** Dataset records follows **

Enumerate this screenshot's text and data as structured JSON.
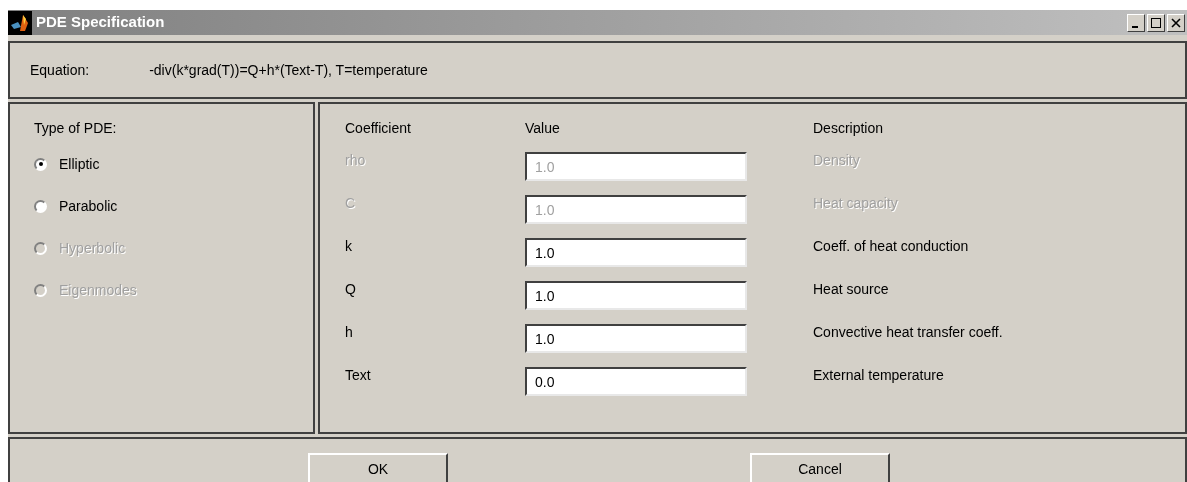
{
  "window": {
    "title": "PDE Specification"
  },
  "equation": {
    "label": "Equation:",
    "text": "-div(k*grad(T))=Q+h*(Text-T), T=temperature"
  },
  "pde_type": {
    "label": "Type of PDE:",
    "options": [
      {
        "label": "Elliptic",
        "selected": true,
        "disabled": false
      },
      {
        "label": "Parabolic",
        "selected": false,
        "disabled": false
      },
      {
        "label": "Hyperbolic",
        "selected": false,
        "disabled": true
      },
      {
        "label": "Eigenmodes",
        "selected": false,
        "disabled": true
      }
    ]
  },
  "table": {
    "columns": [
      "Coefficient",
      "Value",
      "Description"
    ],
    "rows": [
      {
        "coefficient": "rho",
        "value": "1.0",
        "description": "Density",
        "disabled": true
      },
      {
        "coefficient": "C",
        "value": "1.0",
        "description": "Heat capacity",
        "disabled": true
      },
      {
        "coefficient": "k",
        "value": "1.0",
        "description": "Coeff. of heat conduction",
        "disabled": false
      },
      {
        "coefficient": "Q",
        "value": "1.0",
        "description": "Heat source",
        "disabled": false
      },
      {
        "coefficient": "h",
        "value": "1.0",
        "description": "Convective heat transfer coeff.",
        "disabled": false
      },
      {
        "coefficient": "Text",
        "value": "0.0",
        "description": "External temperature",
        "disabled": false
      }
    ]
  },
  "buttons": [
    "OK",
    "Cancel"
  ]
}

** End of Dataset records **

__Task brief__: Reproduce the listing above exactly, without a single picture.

__Written answer__:
Enumerate this screenshot's text and data as structured JSON.
{
  "window": {
    "title": "PDE Specification"
  },
  "equation": {
    "label": "Equation:",
    "text": "-div(k*grad(T))=Q+h*(Text-T), T=temperature"
  },
  "pde_type": {
    "label": "Type of PDE:",
    "options": [
      {
        "label": "Elliptic",
        "selected": true,
        "disabled": false
      },
      {
        "label": "Parabolic",
        "selected": false,
        "disabled": false
      },
      {
        "label": "Hyperbolic",
        "selected": false,
        "disabled": true
      },
      {
        "label": "Eigenmodes",
        "selected": false,
        "disabled": true
      }
    ]
  },
  "table": {
    "columns": [
      "Coefficient",
      "Value",
      "Description"
    ],
    "rows": [
      {
        "coefficient": "rho",
        "value": "1.0",
        "description": "Density",
        "disabled": true
      },
      {
        "coefficient": "C",
        "value": "1.0",
        "description": "Heat capacity",
        "disabled": true
      },
      {
        "coefficient": "k",
        "value": "1.0",
        "description": "Coeff. of heat conduction",
        "disabled": false
      },
      {
        "coefficient": "Q",
        "value": "1.0",
        "description": "Heat source",
        "disabled": false
      },
      {
        "coefficient": "h",
        "value": "1.0",
        "description": "Convective heat transfer coeff.",
        "disabled": false
      },
      {
        "coefficient": "Text",
        "value": "0.0",
        "description": "External temperature",
        "disabled": false
      }
    ]
  },
  "buttons": [
    "OK",
    "Cancel"
  ]
}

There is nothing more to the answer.